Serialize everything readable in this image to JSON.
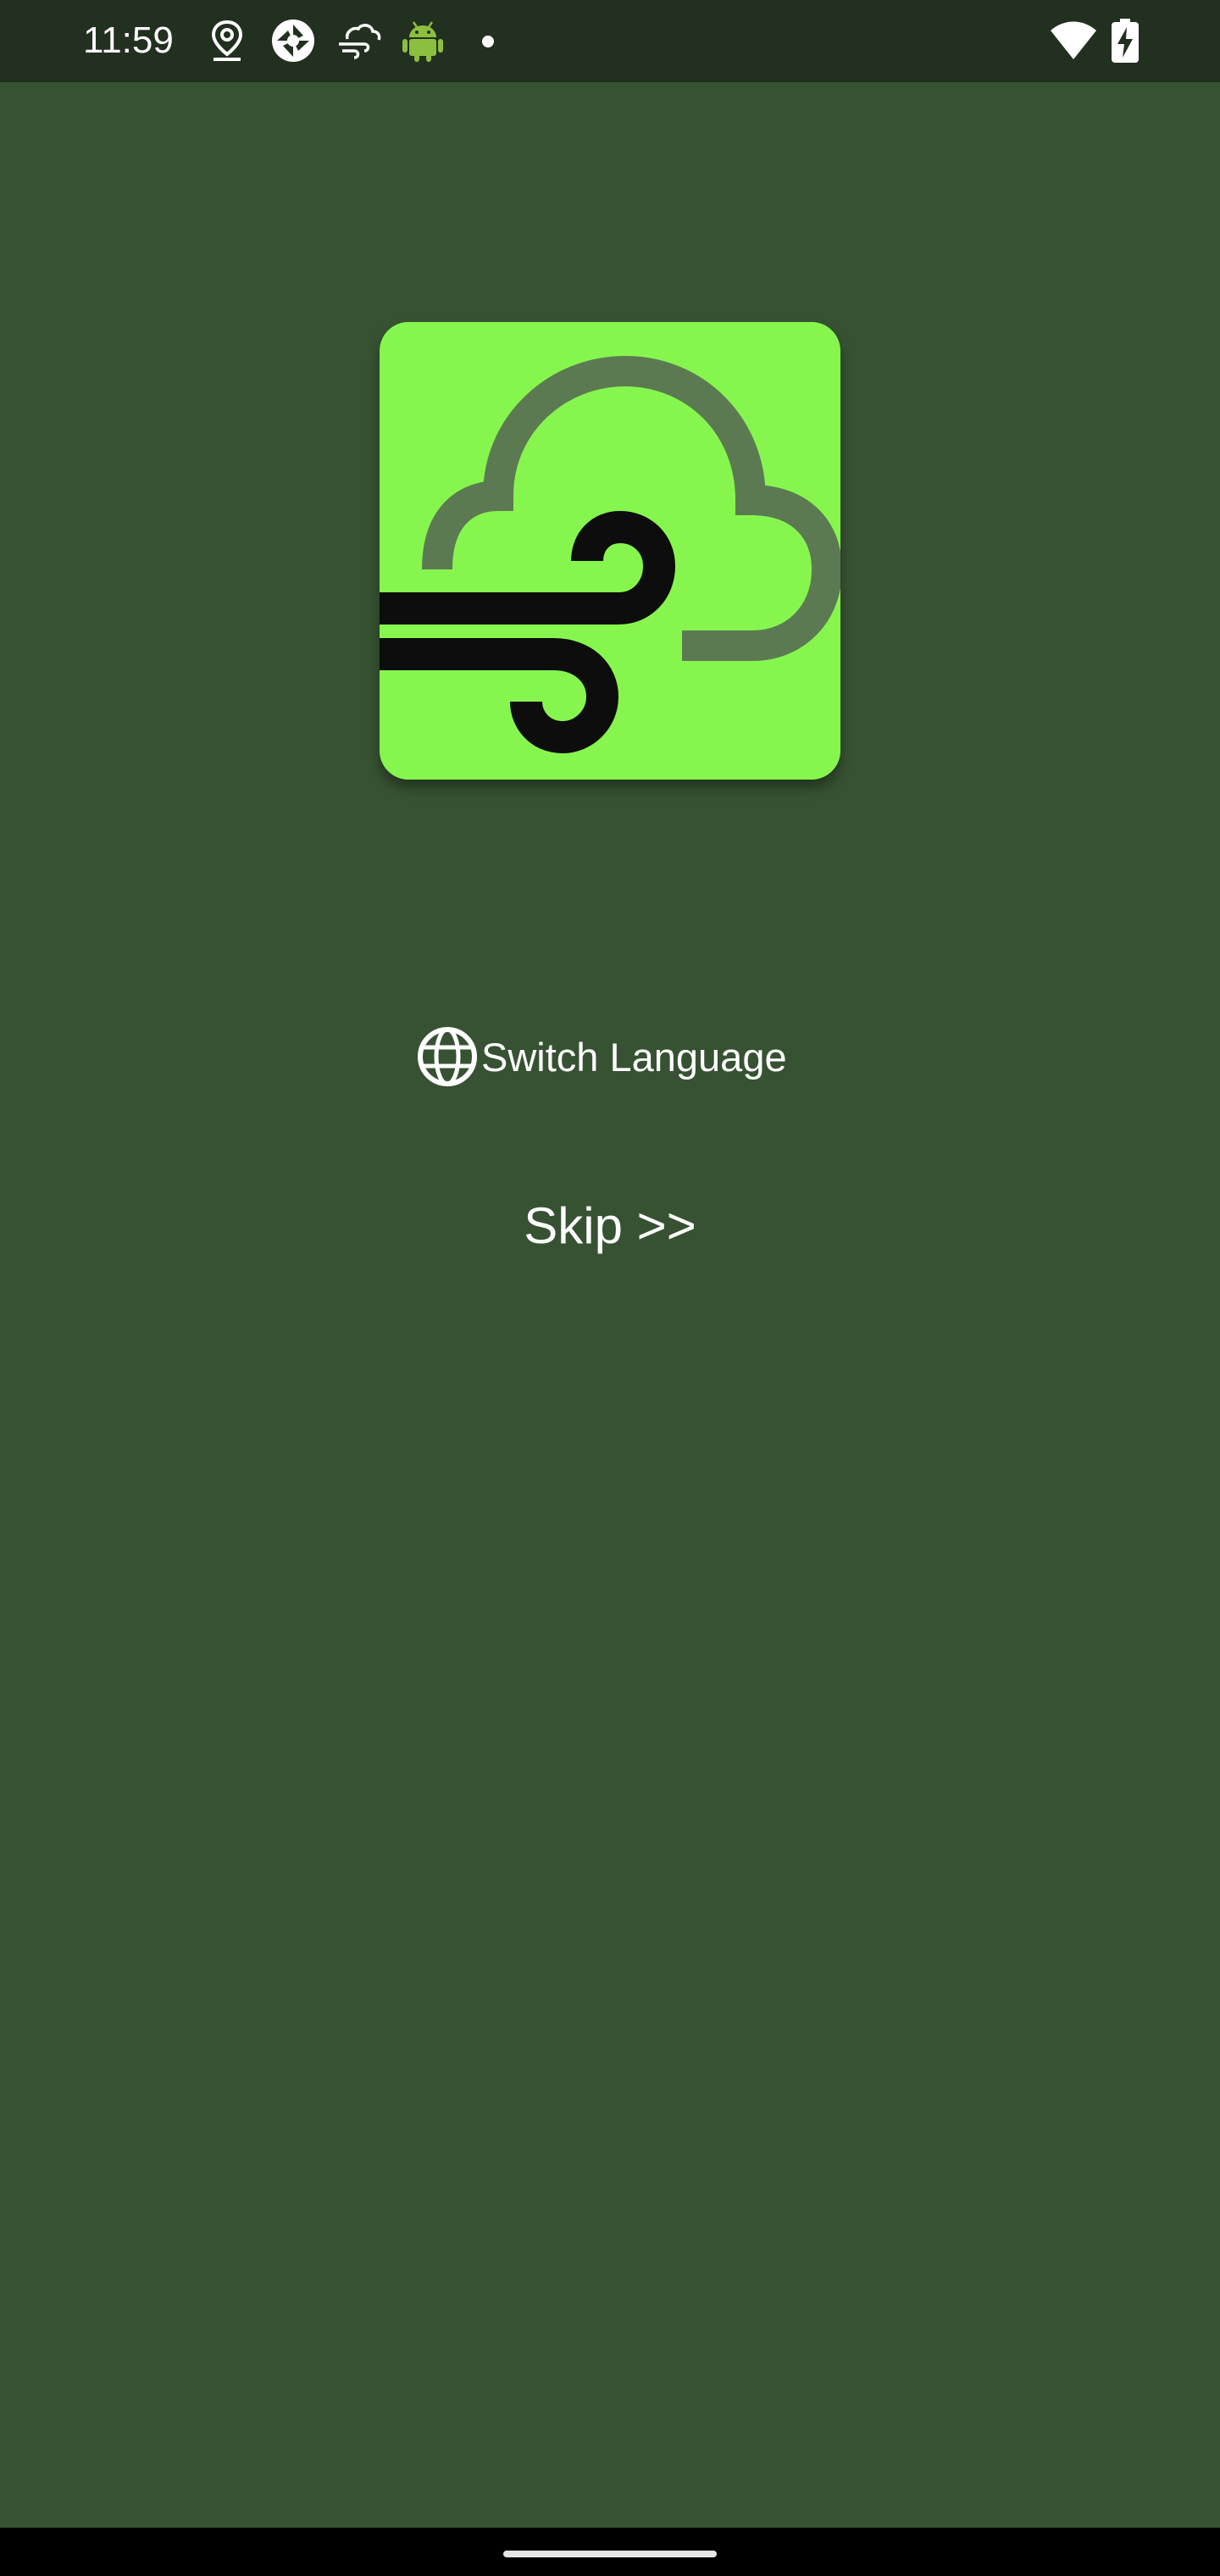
{
  "status_bar": {
    "time": "11:59",
    "icons_left": [
      "location-icon",
      "camera-shutter-icon",
      "weather-wind-icon",
      "android-icon",
      "notification-dot-icon"
    ],
    "icons_right": [
      "wifi-icon",
      "battery-charging-icon"
    ]
  },
  "app": {
    "logo_icon": "wind-cloud-logo",
    "logo_background": "#86f64f"
  },
  "actions": {
    "switch_language_label": "Switch Language",
    "switch_language_icon": "globe-icon",
    "skip_label": "Skip >>"
  },
  "colors": {
    "background": "#375232",
    "status_bar": "#22301f",
    "text": "#ffffff"
  }
}
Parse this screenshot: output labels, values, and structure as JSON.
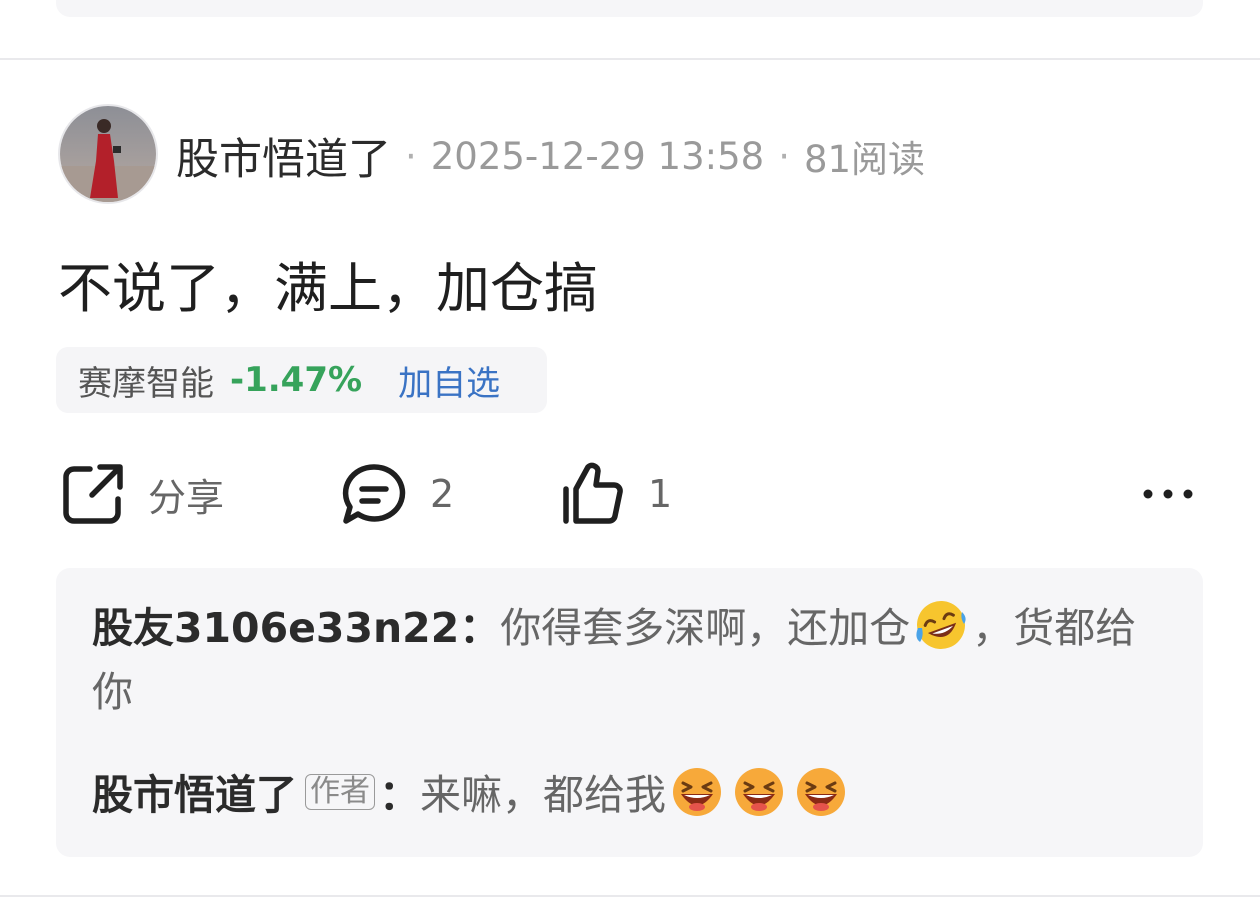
{
  "post": {
    "author": "股市悟道了",
    "time": "2025-12-29 13:58",
    "reads": "81阅读",
    "text": "不说了，满上，加仓搞",
    "separator": "·"
  },
  "stock": {
    "name": "赛摩智能",
    "change": "-1.47%",
    "add_label": "加自选",
    "change_color": "#36a35b"
  },
  "actions": {
    "share_label": "分享",
    "comment_count": "2",
    "like_count": "1",
    "more_icon": "more-dots-icon"
  },
  "comments": [
    {
      "user": "股友3106e33n22",
      "colon": "：",
      "text_before": "你得套多深啊，还加仓",
      "emoji": "rolling-on-floor-laughing",
      "text_after": "，货都给你"
    },
    {
      "user": "股市悟道了",
      "tag": "作者",
      "colon": "：",
      "text": "来嘛，都给我",
      "emoji": "grinning-squinting-face",
      "emoji_count": 3
    }
  ]
}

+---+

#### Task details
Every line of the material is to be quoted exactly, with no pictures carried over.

#### Exercise solution
Serialize everything readable in this image to JSON.
{
  "status_bar": {
    "time": "11:59",
    "icons_left": [
      "location-icon",
      "camera-shutter-icon",
      "weather-wind-icon",
      "android-icon",
      "notification-dot-icon"
    ],
    "icons_right": [
      "wifi-icon",
      "battery-charging-icon"
    ]
  },
  "app": {
    "logo_icon": "wind-cloud-logo",
    "logo_background": "#86f64f"
  },
  "actions": {
    "switch_language_label": "Switch Language",
    "switch_language_icon": "globe-icon",
    "skip_label": "Skip >>"
  },
  "colors": {
    "background": "#375232",
    "status_bar": "#22301f",
    "text": "#ffffff"
  }
}
Parse this screenshot: output labels, values, and structure as JSON.
{
  "post": {
    "author": "股市悟道了",
    "time": "2025-12-29 13:58",
    "reads": "81阅读",
    "text": "不说了，满上，加仓搞",
    "separator": "·"
  },
  "stock": {
    "name": "赛摩智能",
    "change": "-1.47%",
    "add_label": "加自选",
    "change_color": "#36a35b"
  },
  "actions": {
    "share_label": "分享",
    "comment_count": "2",
    "like_count": "1",
    "more_icon": "more-dots-icon"
  },
  "comments": [
    {
      "user": "股友3106e33n22",
      "colon": "：",
      "text_before": "你得套多深啊，还加仓",
      "emoji": "rolling-on-floor-laughing",
      "text_after": "，货都给你"
    },
    {
      "user": "股市悟道了",
      "tag": "作者",
      "colon": "：",
      "text": "来嘛，都给我",
      "emoji": "grinning-squinting-face",
      "emoji_count": 3
    }
  ]
}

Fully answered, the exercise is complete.